Start of DATA PROVIDED

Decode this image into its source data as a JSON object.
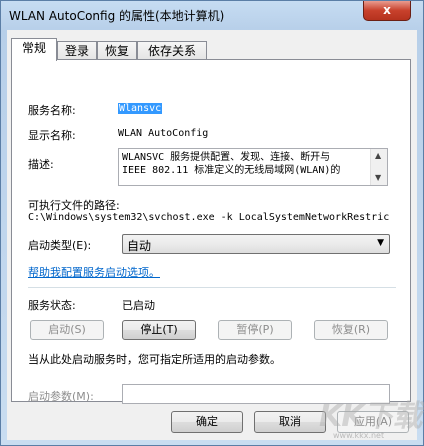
{
  "window": {
    "title": "WLAN AutoConfig 的属性(本地计算机)",
    "close_label": "x"
  },
  "tabs": [
    {
      "label": "常规",
      "active": true
    },
    {
      "label": "登录",
      "active": false
    },
    {
      "label": "恢复",
      "active": false
    },
    {
      "label": "依存关系",
      "active": false
    }
  ],
  "general": {
    "service_name_label": "服务名称:",
    "service_name_value": "Wlansvc",
    "display_name_label": "显示名称:",
    "display_name_value": "WLAN AutoConfig",
    "description_label": "描述:",
    "description_lines": [
      "WLANSVC 服务提供配置、发现、连接、断开与",
      "IEEE 802.11 标准定义的无线局域网(WLAN)的"
    ],
    "exe_path_label": "可执行文件的路径:",
    "exe_path_value": "C:\\Windows\\system32\\svchost.exe -k LocalSystemNetworkRestric",
    "startup_type_label": "启动类型(E):",
    "startup_type_value": "自动",
    "help_link": "帮助我配置服务启动选项。",
    "service_status_label": "服务状态:",
    "service_status_value": "已启动",
    "start_button": "启动(S)",
    "stop_button": "停止(T)",
    "pause_button": "暂停(P)",
    "resume_button": "恢复(R)",
    "start_params_hint": "当从此处启动服务时，您可指定所适用的启动参数。",
    "start_params_label": "启动参数(M):",
    "start_params_value": ""
  },
  "footer": {
    "ok_button": "确定",
    "cancel_button": "取消",
    "apply_button": "应用(A)"
  },
  "watermark": {
    "text": "KK下载",
    "url": "www.kkx.net"
  }
}
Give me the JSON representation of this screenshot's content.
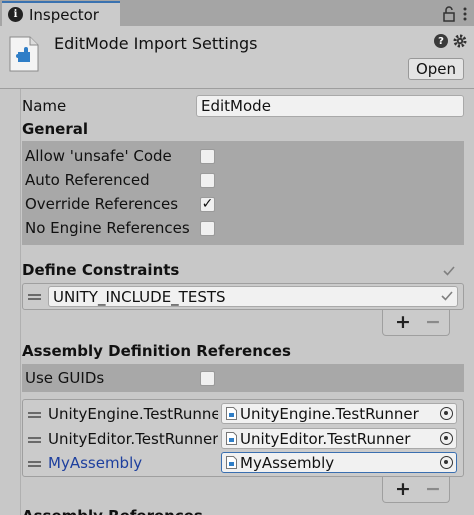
{
  "tab": {
    "title": "Inspector",
    "icon": "info-icon"
  },
  "header": {
    "title": "EditMode Import Settings",
    "open_label": "Open"
  },
  "name_row": {
    "label": "Name",
    "value": "EditMode"
  },
  "general": {
    "heading": "General",
    "options": [
      {
        "label": "Allow 'unsafe' Code",
        "checked": false
      },
      {
        "label": "Auto Referenced",
        "checked": false
      },
      {
        "label": "Override References",
        "checked": true
      },
      {
        "label": "No Engine References",
        "checked": false
      }
    ]
  },
  "define_constraints": {
    "heading": "Define Constraints",
    "items": [
      {
        "value": "UNITY_INCLUDE_TESTS"
      }
    ],
    "add_label": "+",
    "remove_label": "−"
  },
  "assembly_refs": {
    "heading": "Assembly Definition References",
    "use_guids": {
      "label": "Use GUIDs",
      "checked": false
    },
    "items": [
      {
        "label": "UnityEngine.TestRunner",
        "value": "UnityEngine.TestRunner"
      },
      {
        "label": "UnityEditor.TestRunner",
        "value": "UnityEditor.TestRunner"
      },
      {
        "label": "MyAssembly",
        "value": "MyAssembly"
      }
    ],
    "add_label": "+",
    "remove_label": "−"
  },
  "next_heading": "Assembly References",
  "colors": {
    "accent": "#3a72b0",
    "link_blue": "#1d3f9e",
    "panel": "#a8a8a8",
    "background": "#c8c8c8"
  }
}
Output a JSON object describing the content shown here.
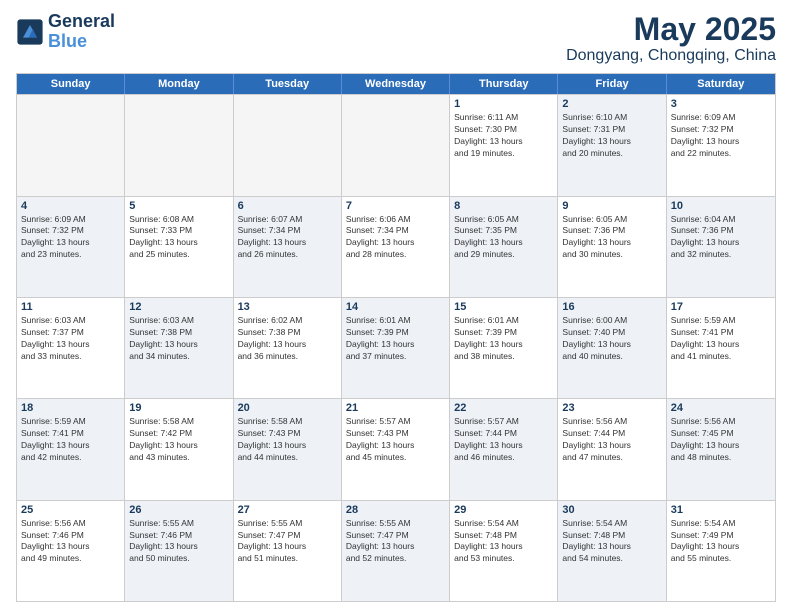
{
  "header": {
    "logo_line1": "General",
    "logo_line2": "Blue",
    "main_title": "May 2025",
    "subtitle": "Dongyang, Chongqing, China"
  },
  "calendar": {
    "days": [
      "Sunday",
      "Monday",
      "Tuesday",
      "Wednesday",
      "Thursday",
      "Friday",
      "Saturday"
    ],
    "rows": [
      [
        {
          "day": "",
          "empty": true
        },
        {
          "day": "",
          "empty": true
        },
        {
          "day": "",
          "empty": true
        },
        {
          "day": "",
          "empty": true
        },
        {
          "day": "1",
          "text": "Sunrise: 6:11 AM\nSunset: 7:30 PM\nDaylight: 13 hours\nand 19 minutes."
        },
        {
          "day": "2",
          "text": "Sunrise: 6:10 AM\nSunset: 7:31 PM\nDaylight: 13 hours\nand 20 minutes.",
          "shaded": true
        },
        {
          "day": "3",
          "text": "Sunrise: 6:09 AM\nSunset: 7:32 PM\nDaylight: 13 hours\nand 22 minutes."
        }
      ],
      [
        {
          "day": "4",
          "text": "Sunrise: 6:09 AM\nSunset: 7:32 PM\nDaylight: 13 hours\nand 23 minutes.",
          "shaded": true
        },
        {
          "day": "5",
          "text": "Sunrise: 6:08 AM\nSunset: 7:33 PM\nDaylight: 13 hours\nand 25 minutes."
        },
        {
          "day": "6",
          "text": "Sunrise: 6:07 AM\nSunset: 7:34 PM\nDaylight: 13 hours\nand 26 minutes.",
          "shaded": true
        },
        {
          "day": "7",
          "text": "Sunrise: 6:06 AM\nSunset: 7:34 PM\nDaylight: 13 hours\nand 28 minutes."
        },
        {
          "day": "8",
          "text": "Sunrise: 6:05 AM\nSunset: 7:35 PM\nDaylight: 13 hours\nand 29 minutes.",
          "shaded": true
        },
        {
          "day": "9",
          "text": "Sunrise: 6:05 AM\nSunset: 7:36 PM\nDaylight: 13 hours\nand 30 minutes."
        },
        {
          "day": "10",
          "text": "Sunrise: 6:04 AM\nSunset: 7:36 PM\nDaylight: 13 hours\nand 32 minutes.",
          "shaded": true
        }
      ],
      [
        {
          "day": "11",
          "text": "Sunrise: 6:03 AM\nSunset: 7:37 PM\nDaylight: 13 hours\nand 33 minutes."
        },
        {
          "day": "12",
          "text": "Sunrise: 6:03 AM\nSunset: 7:38 PM\nDaylight: 13 hours\nand 34 minutes.",
          "shaded": true
        },
        {
          "day": "13",
          "text": "Sunrise: 6:02 AM\nSunset: 7:38 PM\nDaylight: 13 hours\nand 36 minutes."
        },
        {
          "day": "14",
          "text": "Sunrise: 6:01 AM\nSunset: 7:39 PM\nDaylight: 13 hours\nand 37 minutes.",
          "shaded": true
        },
        {
          "day": "15",
          "text": "Sunrise: 6:01 AM\nSunset: 7:39 PM\nDaylight: 13 hours\nand 38 minutes."
        },
        {
          "day": "16",
          "text": "Sunrise: 6:00 AM\nSunset: 7:40 PM\nDaylight: 13 hours\nand 40 minutes.",
          "shaded": true
        },
        {
          "day": "17",
          "text": "Sunrise: 5:59 AM\nSunset: 7:41 PM\nDaylight: 13 hours\nand 41 minutes."
        }
      ],
      [
        {
          "day": "18",
          "text": "Sunrise: 5:59 AM\nSunset: 7:41 PM\nDaylight: 13 hours\nand 42 minutes.",
          "shaded": true
        },
        {
          "day": "19",
          "text": "Sunrise: 5:58 AM\nSunset: 7:42 PM\nDaylight: 13 hours\nand 43 minutes."
        },
        {
          "day": "20",
          "text": "Sunrise: 5:58 AM\nSunset: 7:43 PM\nDaylight: 13 hours\nand 44 minutes.",
          "shaded": true
        },
        {
          "day": "21",
          "text": "Sunrise: 5:57 AM\nSunset: 7:43 PM\nDaylight: 13 hours\nand 45 minutes."
        },
        {
          "day": "22",
          "text": "Sunrise: 5:57 AM\nSunset: 7:44 PM\nDaylight: 13 hours\nand 46 minutes.",
          "shaded": true
        },
        {
          "day": "23",
          "text": "Sunrise: 5:56 AM\nSunset: 7:44 PM\nDaylight: 13 hours\nand 47 minutes."
        },
        {
          "day": "24",
          "text": "Sunrise: 5:56 AM\nSunset: 7:45 PM\nDaylight: 13 hours\nand 48 minutes.",
          "shaded": true
        }
      ],
      [
        {
          "day": "25",
          "text": "Sunrise: 5:56 AM\nSunset: 7:46 PM\nDaylight: 13 hours\nand 49 minutes."
        },
        {
          "day": "26",
          "text": "Sunrise: 5:55 AM\nSunset: 7:46 PM\nDaylight: 13 hours\nand 50 minutes.",
          "shaded": true
        },
        {
          "day": "27",
          "text": "Sunrise: 5:55 AM\nSunset: 7:47 PM\nDaylight: 13 hours\nand 51 minutes."
        },
        {
          "day": "28",
          "text": "Sunrise: 5:55 AM\nSunset: 7:47 PM\nDaylight: 13 hours\nand 52 minutes.",
          "shaded": true
        },
        {
          "day": "29",
          "text": "Sunrise: 5:54 AM\nSunset: 7:48 PM\nDaylight: 13 hours\nand 53 minutes."
        },
        {
          "day": "30",
          "text": "Sunrise: 5:54 AM\nSunset: 7:48 PM\nDaylight: 13 hours\nand 54 minutes.",
          "shaded": true
        },
        {
          "day": "31",
          "text": "Sunrise: 5:54 AM\nSunset: 7:49 PM\nDaylight: 13 hours\nand 55 minutes."
        }
      ]
    ]
  }
}
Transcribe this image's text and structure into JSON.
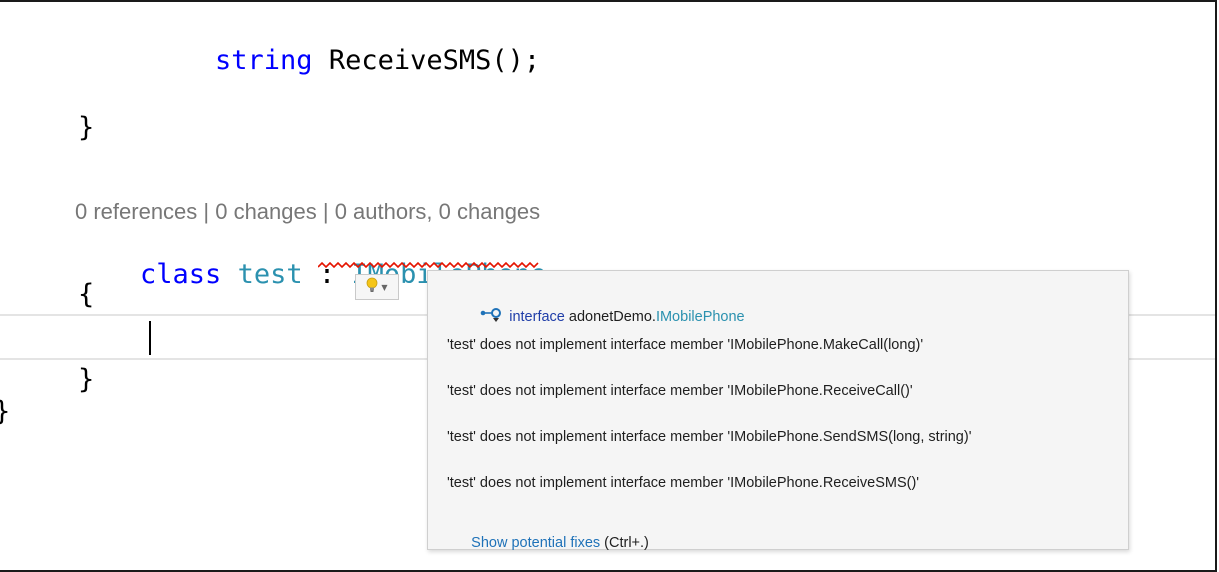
{
  "code": {
    "line1": {
      "type": "string",
      "method": "ReceiveSMS",
      "rest": "();"
    },
    "close_brace_1": "}",
    "codelens": "0 references | 0 changes | 0 authors, 0 changes",
    "class_line": {
      "keyword": "class",
      "name": "test",
      "sep": " : ",
      "interface": "IMobilePhone"
    },
    "open_brace": "{",
    "close_brace_2": "}",
    "outer_brace": "}"
  },
  "tooltip": {
    "header": {
      "keyword": "interface",
      "namespace": "adonetDemo.",
      "type": "IMobilePhone"
    },
    "errors": [
      "'test' does not implement interface member 'IMobilePhone.MakeCall(long)'",
      "'test' does not implement interface member 'IMobilePhone.ReceiveCall()'",
      "'test' does not implement interface member 'IMobilePhone.SendSMS(long, string)'",
      "'test' does not implement interface member 'IMobilePhone.ReceiveSMS()'"
    ],
    "fix_link": "Show potential fixes",
    "fix_shortcut": " (Ctrl+.)"
  },
  "icons": {
    "lightbulb": "lightbulb-icon",
    "dropdown": "chevron-down-icon",
    "interface": "interface-icon"
  },
  "colors": {
    "keyword": "#0000ff",
    "type": "#2b91af",
    "error_squiggle": "#e51400",
    "link": "#1f72b8"
  }
}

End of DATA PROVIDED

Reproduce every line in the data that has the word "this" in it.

ANSWER TO THE PROBLEM>
Decode this image into its source data as a JSON object.
Give me the JSON representation of this screenshot's content.
Transcribe this image's text and structure into JSON.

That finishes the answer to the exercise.